EMC's long-anticipated Clariion CX3 series fills in the sweet spot of the storage market: midsize enterprises and departmental systems. The company's new UltraScale architecture has double the capacity of the line it replaces, the CX Series, says Barbara Robidoux, EMC's vice president of platforms marketing.
"It's going to redefine the midrange storage business," Robidoux says.
The new models have upgraded processors, and support 4-Gbps connectivity, native PCI Express and cache mirroring with a five-fold performance advantage. Using EMC's SnapView, MirrorView and San Copy software, the company says the new systems can replicate 30 percent faster.
"The net impact is it lowers latency, and it's got higher bandwidth design," Robidoux says. "What we are seeing is up to two times improvement in performance and scale across a variety of applications."
Nevertheless, these are incremental improvements in performance that will help EMC keep pace with its competitors in the midrange, says Gartner analyst Robert Passmore.
"There is no massive, new breakthrough in software functionality," Passmore says.
EMC was several months overdue in its upgrade cycle of the midrange, he adds. Anticipation of the CX3 Series led customers to hold up on upgrades in the past quarter, causing the company to slightly miss EMC's earnings estimates.
The CX3 Series comprises:
All three systems are available immediately.
NetApp's High-End Play
NetApp's new FAS6000 Series is designed to take on EMC's DMX line as well as TagmaStore from Hitachi Data Systems (which is also offered by Sun and Hewlett-Packard for their respective high-end storage platforms).
The FAS6000 is for mission-critical implementations, such as SAP and Oracle.

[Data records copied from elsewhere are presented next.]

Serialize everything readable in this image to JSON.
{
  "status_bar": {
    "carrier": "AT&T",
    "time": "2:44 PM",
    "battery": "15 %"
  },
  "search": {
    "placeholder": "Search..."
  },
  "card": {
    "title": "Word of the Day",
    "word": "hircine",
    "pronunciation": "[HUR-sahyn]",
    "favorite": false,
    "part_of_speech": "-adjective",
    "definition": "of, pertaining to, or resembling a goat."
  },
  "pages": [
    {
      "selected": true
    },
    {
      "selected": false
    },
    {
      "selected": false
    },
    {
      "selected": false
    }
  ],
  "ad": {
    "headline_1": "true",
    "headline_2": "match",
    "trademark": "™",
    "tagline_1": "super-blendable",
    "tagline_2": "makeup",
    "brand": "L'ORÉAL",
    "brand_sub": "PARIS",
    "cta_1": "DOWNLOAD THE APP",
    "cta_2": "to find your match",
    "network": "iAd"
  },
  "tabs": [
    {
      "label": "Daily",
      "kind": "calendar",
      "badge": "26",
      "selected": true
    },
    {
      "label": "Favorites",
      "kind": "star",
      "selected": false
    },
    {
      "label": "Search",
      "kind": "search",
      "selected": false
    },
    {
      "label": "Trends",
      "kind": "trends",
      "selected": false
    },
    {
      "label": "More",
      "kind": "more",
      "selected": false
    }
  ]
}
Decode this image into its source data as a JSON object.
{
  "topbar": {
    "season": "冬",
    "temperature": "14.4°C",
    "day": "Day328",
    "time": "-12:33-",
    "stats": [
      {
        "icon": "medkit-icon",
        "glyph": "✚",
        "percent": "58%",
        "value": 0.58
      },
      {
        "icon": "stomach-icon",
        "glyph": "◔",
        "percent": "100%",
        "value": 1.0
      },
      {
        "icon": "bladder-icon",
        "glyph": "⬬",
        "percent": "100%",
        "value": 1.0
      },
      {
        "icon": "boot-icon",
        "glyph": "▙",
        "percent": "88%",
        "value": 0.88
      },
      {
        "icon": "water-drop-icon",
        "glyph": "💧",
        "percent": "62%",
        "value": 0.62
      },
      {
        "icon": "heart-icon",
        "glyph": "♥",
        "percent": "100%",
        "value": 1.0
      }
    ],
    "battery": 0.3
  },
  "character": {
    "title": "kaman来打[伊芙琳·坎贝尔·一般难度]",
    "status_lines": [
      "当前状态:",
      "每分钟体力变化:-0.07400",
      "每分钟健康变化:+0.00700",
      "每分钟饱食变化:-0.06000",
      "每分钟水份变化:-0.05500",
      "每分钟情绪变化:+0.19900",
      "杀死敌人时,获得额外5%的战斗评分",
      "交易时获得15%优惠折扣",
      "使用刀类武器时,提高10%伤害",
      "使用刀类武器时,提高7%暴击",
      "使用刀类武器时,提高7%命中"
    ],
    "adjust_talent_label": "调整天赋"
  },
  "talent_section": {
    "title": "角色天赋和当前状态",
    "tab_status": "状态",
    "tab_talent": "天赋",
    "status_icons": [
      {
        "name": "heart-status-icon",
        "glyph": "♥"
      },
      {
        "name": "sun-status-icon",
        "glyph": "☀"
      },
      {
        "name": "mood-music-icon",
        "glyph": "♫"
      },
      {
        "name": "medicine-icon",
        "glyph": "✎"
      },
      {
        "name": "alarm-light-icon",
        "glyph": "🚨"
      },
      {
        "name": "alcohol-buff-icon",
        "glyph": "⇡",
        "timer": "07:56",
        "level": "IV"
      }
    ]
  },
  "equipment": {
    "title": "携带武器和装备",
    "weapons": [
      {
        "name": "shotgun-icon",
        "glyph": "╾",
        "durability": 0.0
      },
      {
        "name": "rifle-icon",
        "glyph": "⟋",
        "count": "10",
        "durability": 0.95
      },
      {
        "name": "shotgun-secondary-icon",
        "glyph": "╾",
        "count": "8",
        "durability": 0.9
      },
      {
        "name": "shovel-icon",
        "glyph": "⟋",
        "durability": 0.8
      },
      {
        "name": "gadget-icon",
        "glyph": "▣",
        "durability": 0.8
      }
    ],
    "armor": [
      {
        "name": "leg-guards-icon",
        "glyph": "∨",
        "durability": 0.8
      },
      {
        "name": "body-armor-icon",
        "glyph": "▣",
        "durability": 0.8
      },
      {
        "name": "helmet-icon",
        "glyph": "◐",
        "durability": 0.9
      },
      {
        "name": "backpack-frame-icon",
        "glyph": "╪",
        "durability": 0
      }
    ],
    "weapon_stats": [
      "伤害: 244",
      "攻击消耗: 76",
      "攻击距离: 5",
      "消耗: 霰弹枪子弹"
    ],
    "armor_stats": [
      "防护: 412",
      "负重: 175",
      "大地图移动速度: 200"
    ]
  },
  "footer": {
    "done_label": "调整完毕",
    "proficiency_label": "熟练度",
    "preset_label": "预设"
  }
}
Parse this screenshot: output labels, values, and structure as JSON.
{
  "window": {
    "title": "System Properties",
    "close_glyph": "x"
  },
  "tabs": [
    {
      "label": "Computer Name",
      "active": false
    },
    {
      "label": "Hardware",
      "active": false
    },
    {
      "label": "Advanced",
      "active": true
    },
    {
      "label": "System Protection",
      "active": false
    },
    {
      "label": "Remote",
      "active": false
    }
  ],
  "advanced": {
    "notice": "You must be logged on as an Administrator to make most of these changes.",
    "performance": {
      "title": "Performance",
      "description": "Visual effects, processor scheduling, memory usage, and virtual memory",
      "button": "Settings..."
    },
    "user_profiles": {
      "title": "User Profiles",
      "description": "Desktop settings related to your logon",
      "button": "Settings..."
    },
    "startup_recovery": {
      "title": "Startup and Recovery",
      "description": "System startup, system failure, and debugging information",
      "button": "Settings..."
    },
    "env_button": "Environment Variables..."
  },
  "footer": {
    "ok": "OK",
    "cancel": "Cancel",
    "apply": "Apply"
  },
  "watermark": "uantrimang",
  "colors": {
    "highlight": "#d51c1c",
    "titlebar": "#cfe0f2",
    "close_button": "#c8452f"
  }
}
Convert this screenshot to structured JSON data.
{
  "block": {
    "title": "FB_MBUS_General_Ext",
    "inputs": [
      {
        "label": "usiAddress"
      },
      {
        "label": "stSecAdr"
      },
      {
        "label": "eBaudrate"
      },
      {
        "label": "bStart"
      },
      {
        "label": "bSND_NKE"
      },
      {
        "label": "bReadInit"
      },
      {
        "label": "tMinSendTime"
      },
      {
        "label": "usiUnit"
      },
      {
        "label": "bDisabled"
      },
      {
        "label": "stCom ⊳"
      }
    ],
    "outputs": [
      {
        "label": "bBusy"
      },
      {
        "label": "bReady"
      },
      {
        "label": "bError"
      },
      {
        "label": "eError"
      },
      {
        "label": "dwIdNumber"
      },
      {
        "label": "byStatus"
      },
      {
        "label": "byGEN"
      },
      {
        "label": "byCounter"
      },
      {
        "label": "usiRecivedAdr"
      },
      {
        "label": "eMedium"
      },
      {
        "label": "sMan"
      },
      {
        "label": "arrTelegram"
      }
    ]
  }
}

NetApp's new offering scales to 500 TB via more than 1,000 tiered drives (SATA and Fiber Channel), offers high-availability, dual-parity RAID, and supports block and file storage.
This is the first time NetApp has gone for the high end of the market, says CEO Dan Warmenhoven.
"We've always been a little bit smaller or had a little less throughput; this system is right on par with the biggest in the industry," he says.
Because the FAS6000 is based on NetApp's modular platform, DataOnTap, the company says it now has a more scalable offering from the midrange and up.
Gartner's Passmore believes NetApp's new offering will create more of a challenge to HDS, HP and Sun than it will EMC.
"Is there an element of targeting EMC? Yes, but I think it's a pretty logical evolution of a path they've been on for some period of time," Passmore says. "It's not expected to cause a sudden runoff in revenue for EMC. EMC is probably less vulnerable in the data center than others."
Just like NetApp's other products, the FAS6000 will be available through the company's channel partners, albeit larger ones accustomed to working with large enterprise data center customers.